◆ Exercise data
⁂

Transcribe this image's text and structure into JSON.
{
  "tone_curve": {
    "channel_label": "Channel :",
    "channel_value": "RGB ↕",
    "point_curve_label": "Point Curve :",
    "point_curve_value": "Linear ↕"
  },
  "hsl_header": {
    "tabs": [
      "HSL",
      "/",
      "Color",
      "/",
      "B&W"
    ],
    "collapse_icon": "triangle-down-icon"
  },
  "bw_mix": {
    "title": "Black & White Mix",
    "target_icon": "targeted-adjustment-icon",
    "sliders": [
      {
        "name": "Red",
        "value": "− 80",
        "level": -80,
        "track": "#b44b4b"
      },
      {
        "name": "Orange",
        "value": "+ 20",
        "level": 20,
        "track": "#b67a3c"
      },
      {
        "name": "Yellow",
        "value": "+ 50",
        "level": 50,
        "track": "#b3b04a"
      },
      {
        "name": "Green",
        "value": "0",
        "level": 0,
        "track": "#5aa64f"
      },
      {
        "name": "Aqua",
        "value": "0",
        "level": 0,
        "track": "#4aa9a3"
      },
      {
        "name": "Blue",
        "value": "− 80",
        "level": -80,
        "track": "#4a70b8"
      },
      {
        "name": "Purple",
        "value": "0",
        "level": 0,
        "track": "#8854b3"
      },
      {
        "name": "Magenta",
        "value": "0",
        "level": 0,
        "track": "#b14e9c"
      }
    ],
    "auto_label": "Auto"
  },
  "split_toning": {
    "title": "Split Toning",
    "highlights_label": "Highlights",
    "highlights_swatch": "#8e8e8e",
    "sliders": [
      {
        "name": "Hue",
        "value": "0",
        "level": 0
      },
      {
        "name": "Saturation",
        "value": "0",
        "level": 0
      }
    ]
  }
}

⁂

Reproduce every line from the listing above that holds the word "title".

◆ Solution for this exercise
    "title": "Black & White Mix",
    "title": "Split Toning",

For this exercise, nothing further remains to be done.